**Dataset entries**
+ + + + + + +

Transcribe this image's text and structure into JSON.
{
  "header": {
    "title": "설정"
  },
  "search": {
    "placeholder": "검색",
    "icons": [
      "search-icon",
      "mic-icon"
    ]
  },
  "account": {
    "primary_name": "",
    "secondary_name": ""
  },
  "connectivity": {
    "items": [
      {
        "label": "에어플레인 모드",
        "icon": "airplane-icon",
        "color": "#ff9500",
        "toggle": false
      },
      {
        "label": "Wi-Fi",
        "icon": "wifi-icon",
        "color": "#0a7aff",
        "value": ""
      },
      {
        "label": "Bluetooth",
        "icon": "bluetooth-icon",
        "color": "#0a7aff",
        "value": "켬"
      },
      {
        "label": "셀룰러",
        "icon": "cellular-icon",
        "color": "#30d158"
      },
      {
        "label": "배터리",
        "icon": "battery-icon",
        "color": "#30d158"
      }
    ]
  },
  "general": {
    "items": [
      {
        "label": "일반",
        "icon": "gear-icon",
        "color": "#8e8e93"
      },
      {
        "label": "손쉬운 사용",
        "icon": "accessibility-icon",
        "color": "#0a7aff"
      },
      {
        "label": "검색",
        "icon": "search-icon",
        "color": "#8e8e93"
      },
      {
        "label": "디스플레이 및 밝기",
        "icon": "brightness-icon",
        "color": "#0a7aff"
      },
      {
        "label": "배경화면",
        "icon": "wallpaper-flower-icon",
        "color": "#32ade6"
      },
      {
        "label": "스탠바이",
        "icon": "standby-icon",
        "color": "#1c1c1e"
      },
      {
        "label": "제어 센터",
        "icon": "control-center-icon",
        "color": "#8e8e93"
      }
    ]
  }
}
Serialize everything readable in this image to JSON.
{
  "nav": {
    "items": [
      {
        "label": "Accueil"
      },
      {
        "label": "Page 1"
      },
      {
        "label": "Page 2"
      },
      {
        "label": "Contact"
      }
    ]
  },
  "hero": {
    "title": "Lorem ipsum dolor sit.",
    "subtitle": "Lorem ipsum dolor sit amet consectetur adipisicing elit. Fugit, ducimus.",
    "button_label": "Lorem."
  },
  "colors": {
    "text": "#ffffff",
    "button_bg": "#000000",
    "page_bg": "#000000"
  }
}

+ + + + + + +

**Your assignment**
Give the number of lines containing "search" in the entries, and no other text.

**Response box**
3